November, 2009: Both the throat arch, with the help of Lynsi, and the front arch, with the help of Jerry, are complete and mortared into place. Now to fill in the angles...and clean up a bit!

 

laying bricks

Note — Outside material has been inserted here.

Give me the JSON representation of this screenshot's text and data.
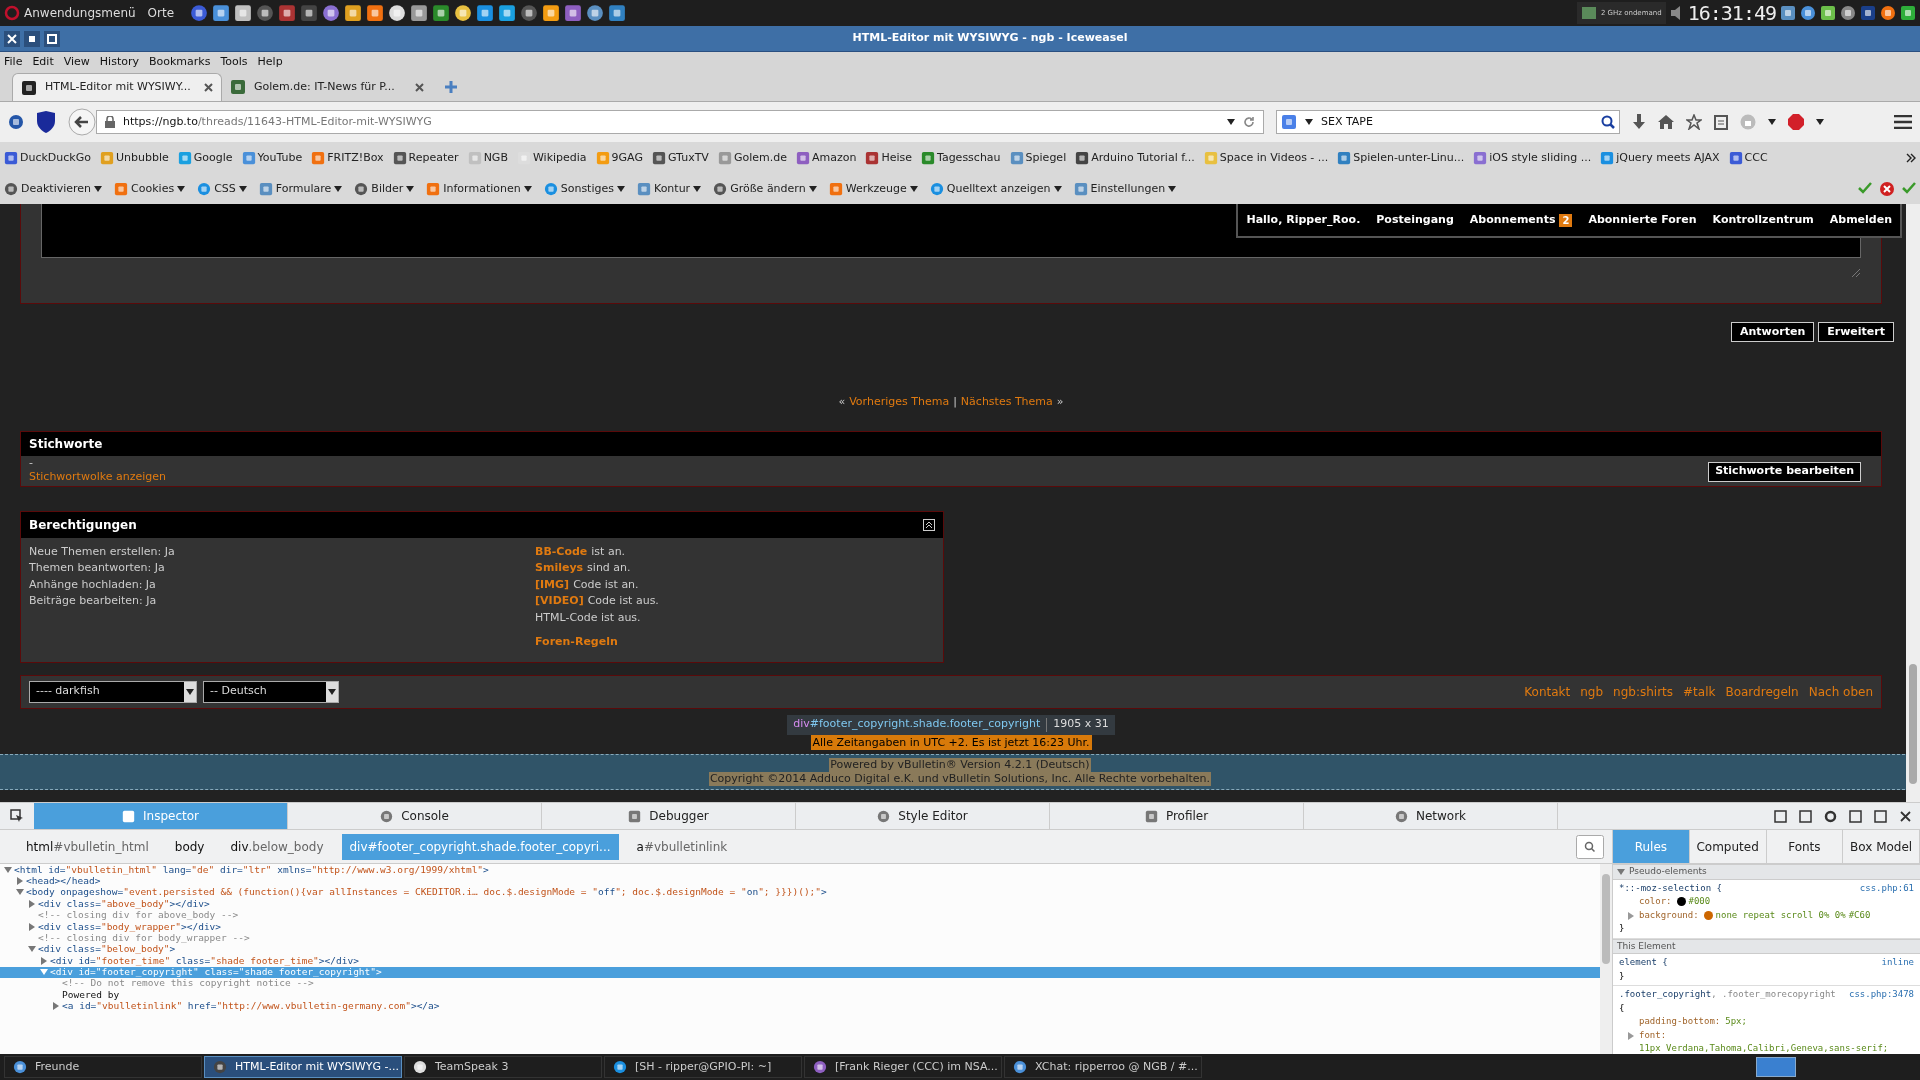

November, 2009: This mason's wet saw and it's sidekick of a diamond blade are two of my new pals. With a little geometry and a little conversation, we're cutting our own skew bricks by clamping a guide brick to the saw table, thus keeping my little digits safe and attached to my body. Complete the ensemble with safety glasses and ear protection....

 


October, 2009: The Walls! The Walls! Exit flues...doorways....

 


It's starting to look like a kiln! After many evenings of singing and dancing onwhat appeared to be a stage, my fancy footwork is coming to an end. Throat arch openings, bag walls...the next stage has begun.

 


Making special cuts for bricks to fit in odd places has become a favorite task, especially if Jerry is marking the cuts....t takes a steady hand. The mouse hole channels are covered now, and the small holes that Jerry is working around will be in the firebox under the coals.

 


Lynsi worked on the kiln for three days, and was my match in brick laying...same pace, same rhythm. She can use the brick handle like a pro, too. Here are both of our mortar buckets, trowels, and plenty of levels. The two channels that you see in the front are called Mouse Holes, and the will let air in to the coal bed to help control how fast the coals burn.

 


The first day of brick laying, and the crew: Rebecca, Noah and daniell.

After months and months of planning, we're laying bricks! The first few layers are down, and the rhythms are building. With the basic tools of a level, trowel, and mallet, brick by brick....

 

electricity and cement


Dan getting the electric up and flowing.

 


Steve helping to finish the concrete pad.

 

kiln shed


Ta-Daa! Ready and waiting...fresh from passing inspection..

 


Kiln shed standing, waiting for the metal roofing.....

 


My favorite forklift at work.... while it was challenging to keep myself out of the way, I loved the way the crew used their forlkift for everything. It may be the largest all-purpose tool I've ever seen. From lifting the walls to instant scaffolding, this machine does it all. Paul even agreed to unload the kiln bricks from the flatbed truck for me when they arrived.

 


From old chicken shed to eight post holes to concrete footers..... it was a few months between tearing down the old shed with sledge hammers and a reciprocating saw and the beginning of action, but it was worth the wait. As the crew worked their magic, I worked in the studio, making enough pieces to fill the yet-unbuilt kiln.

 

chicken coop


Once there was a chicken coop, soon there will be a wood firing kiln.....